- How to complete this task -
What lines of the data include the string "marked"? Copy them all.

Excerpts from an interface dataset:

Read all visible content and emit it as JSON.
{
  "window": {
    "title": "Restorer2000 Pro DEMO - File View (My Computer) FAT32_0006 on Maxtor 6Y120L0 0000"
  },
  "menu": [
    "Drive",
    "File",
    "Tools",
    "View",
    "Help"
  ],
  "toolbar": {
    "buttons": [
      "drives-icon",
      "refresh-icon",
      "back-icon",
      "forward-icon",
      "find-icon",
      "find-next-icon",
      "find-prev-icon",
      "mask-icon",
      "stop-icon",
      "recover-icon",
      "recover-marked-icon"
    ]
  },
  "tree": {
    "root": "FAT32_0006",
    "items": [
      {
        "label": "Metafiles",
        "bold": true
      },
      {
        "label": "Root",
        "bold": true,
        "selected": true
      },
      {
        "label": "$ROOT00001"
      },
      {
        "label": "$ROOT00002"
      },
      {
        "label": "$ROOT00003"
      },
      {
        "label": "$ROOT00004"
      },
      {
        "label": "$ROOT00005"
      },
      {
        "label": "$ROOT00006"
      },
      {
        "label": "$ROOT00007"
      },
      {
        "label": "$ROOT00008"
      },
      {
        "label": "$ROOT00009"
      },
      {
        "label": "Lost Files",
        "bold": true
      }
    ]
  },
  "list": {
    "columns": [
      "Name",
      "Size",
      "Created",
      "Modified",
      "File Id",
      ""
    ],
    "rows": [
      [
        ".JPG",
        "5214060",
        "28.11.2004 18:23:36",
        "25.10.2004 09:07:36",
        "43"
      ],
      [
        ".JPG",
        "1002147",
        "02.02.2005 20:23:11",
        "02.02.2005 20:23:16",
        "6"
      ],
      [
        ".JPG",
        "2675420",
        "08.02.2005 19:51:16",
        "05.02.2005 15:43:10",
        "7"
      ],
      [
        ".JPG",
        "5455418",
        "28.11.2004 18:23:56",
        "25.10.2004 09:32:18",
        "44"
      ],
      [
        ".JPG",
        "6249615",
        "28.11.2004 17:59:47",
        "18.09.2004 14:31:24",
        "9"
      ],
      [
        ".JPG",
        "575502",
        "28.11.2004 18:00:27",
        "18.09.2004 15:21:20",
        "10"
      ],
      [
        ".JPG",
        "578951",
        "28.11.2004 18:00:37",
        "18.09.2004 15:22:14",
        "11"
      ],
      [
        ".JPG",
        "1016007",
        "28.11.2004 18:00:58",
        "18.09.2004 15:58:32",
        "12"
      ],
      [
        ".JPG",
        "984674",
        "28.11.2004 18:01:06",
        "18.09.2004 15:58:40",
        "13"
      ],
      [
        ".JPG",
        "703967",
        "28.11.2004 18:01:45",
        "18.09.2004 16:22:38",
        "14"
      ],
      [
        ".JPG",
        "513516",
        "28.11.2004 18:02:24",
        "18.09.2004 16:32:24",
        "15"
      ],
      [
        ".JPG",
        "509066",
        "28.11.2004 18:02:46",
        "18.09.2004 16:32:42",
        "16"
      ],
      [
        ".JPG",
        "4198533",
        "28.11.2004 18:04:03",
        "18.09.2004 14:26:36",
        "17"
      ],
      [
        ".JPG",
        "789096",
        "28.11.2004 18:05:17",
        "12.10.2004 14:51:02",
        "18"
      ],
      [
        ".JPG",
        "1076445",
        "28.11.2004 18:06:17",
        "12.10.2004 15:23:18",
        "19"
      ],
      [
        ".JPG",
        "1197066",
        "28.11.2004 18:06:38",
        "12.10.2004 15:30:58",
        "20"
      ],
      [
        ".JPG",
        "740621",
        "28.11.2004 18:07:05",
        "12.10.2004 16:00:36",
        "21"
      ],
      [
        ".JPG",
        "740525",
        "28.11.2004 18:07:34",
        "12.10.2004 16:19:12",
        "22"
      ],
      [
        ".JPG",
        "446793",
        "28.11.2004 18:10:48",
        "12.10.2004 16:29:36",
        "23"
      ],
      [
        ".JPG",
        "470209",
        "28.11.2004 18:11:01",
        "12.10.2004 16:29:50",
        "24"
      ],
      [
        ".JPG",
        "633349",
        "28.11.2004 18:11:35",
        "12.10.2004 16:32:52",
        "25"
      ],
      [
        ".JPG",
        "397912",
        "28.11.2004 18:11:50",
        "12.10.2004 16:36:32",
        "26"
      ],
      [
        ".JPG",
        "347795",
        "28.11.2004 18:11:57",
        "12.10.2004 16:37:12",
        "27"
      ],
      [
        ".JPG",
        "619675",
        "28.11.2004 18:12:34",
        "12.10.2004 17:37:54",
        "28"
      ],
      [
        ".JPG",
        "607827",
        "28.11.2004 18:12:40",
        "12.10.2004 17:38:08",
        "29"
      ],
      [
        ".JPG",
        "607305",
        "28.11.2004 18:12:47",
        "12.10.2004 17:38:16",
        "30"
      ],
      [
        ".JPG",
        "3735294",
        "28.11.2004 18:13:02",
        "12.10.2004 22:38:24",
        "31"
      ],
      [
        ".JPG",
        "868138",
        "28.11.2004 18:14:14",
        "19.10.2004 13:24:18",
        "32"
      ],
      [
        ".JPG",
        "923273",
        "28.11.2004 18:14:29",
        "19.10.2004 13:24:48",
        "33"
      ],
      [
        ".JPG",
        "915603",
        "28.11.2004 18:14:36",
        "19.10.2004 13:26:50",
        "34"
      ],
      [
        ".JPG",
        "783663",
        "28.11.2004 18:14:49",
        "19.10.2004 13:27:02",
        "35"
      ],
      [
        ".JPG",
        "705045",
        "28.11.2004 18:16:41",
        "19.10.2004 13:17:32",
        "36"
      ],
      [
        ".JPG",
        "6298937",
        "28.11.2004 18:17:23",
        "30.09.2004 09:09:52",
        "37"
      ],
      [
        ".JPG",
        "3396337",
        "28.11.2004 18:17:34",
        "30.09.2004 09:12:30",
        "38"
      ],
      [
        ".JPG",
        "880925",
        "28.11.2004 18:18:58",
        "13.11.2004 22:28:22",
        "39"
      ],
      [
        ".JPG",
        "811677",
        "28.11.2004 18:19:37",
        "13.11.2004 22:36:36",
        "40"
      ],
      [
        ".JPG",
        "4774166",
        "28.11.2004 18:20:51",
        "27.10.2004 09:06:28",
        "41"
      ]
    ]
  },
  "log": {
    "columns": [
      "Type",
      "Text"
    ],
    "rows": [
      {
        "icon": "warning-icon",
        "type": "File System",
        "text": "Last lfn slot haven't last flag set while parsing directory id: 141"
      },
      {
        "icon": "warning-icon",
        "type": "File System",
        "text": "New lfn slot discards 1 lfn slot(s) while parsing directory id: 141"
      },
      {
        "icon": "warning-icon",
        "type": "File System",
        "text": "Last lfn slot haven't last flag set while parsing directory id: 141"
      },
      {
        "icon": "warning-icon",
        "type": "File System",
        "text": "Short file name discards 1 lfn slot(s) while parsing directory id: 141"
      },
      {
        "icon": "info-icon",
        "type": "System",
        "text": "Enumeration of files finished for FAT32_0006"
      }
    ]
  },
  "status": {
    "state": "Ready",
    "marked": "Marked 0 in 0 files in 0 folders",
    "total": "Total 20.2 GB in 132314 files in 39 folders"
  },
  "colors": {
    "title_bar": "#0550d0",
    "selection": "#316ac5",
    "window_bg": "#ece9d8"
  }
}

- Answer area -
      "recover-marked-icon"
    "marked": "Marked 0 in 0 files in 0 folders",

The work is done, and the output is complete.